Despite the violence, Liniker’s songs speak of love because, despite the violence and the need to fight discrimination, for the singer, there is nothing more political than a black transgender Latina singing about love.
“Unfortunately, love, affection, and relationships are denied to us. So it is extremely political that I claim this place of affectionate exchange because I need and we need to talk about the fact that trans people love and have the right to be loved too,” she told Vice in an interview.
Liniker’s most recent project is the series September Mornings (Manhãs de Setembro), where she plays Cassandra, a trans singer who is finally getting her life together and living on her own when she finds out she has a ten-year-old son.
The series will premiere worldwide on June 25th on Amazon Prime Video.
Brigitte Baptiste is a Colombian biologist, former director of the Alexander von Humboldt Biological Resources Research Institute (probably, Colombia’s most important research institute in biodiversity), and currently the director of the EAN University (a business and administration university in Bogotá). She was the first transgender director of both institutions and has been selected by Forbes as one of Colombia’s 50 most powerful women.
Baptiste was already a reference in the academic world when she began transitioning.
Her transition protected her in one way or another but did not exempt her from fierce criticism and attacks.
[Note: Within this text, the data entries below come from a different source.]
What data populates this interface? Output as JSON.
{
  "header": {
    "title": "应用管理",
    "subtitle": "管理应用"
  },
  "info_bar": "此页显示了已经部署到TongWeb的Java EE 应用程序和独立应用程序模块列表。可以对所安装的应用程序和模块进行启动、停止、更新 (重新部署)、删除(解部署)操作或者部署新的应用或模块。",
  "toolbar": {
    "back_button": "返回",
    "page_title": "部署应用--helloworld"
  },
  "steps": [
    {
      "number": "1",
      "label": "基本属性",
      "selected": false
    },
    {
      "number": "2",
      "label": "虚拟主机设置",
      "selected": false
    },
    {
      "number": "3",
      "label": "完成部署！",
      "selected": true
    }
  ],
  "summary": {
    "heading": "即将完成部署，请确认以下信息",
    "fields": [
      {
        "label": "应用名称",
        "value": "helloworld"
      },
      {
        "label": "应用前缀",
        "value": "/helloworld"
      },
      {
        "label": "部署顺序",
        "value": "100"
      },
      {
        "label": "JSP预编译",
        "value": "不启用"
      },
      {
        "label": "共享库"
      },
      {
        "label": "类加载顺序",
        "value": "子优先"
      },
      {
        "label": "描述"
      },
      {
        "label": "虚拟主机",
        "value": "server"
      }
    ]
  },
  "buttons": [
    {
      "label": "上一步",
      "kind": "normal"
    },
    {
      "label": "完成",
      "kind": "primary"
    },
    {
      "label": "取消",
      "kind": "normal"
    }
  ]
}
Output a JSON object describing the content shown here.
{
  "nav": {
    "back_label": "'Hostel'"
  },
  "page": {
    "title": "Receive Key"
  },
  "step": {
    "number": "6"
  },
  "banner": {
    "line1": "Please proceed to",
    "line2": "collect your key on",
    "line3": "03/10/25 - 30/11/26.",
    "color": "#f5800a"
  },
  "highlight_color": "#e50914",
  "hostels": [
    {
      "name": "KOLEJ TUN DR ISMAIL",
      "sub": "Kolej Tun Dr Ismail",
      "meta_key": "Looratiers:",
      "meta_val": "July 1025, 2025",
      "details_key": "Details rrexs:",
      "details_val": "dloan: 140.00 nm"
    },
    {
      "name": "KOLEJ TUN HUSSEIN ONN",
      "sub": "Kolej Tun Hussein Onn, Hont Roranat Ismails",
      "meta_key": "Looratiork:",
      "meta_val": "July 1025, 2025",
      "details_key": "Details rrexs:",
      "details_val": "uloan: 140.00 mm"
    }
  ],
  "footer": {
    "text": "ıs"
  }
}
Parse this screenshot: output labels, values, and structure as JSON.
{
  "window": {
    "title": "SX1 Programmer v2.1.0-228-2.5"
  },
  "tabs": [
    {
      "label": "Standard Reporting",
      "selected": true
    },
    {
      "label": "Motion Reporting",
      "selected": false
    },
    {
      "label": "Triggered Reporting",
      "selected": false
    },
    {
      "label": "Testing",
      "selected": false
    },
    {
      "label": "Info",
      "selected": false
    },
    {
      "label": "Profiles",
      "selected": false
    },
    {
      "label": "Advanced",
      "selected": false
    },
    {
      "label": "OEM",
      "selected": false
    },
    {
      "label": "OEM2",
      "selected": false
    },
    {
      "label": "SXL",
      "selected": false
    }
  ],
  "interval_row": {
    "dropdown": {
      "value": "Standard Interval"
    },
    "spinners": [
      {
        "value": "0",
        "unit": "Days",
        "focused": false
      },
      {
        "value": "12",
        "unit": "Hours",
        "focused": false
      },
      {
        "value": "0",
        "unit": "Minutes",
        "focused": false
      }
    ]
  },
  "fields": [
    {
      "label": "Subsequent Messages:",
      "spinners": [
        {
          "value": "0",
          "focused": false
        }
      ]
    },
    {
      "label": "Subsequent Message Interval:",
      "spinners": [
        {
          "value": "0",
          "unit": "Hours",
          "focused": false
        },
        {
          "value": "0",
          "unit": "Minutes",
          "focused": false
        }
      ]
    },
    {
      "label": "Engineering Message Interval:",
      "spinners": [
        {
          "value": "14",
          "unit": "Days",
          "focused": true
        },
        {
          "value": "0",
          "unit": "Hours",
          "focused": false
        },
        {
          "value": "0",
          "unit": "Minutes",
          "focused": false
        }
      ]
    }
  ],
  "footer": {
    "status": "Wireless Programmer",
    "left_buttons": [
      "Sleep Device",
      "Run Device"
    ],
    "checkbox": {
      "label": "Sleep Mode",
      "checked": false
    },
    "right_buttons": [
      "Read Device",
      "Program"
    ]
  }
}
One way or another, Baptiste gained a platform to stand out as a voice of authority and help educate the public about the queer essence of nature, the need for dialogue between science and politics, through an opinion column in the Colombian newspaper La República.
For many Colombians, Baptiste was the first transgender Latina to be recognized for her keen intellect, her knowledge, and her role as an educator, far from pejorative stereotypes. She has brought issues of diversity and embodiment to arenas once off-limits to the transgender community.
Baptiste forced much of straight and cis Colombian society to recognize sexual diversity and distinguish between gender and identity. However, it is clear that her achievements are still far from being the norm, and most transgender men and women in Colombia are systematically ostracized.
Today, Baptiste is the first trans director of a university in Colombian history. Her work focuses on shifting the focus of a business school from capitalism to building sustainable economies based on an understanding of ecology.
Her legacy has impacted biodiversity conservation, LGBTQ rights, and the way we think about business.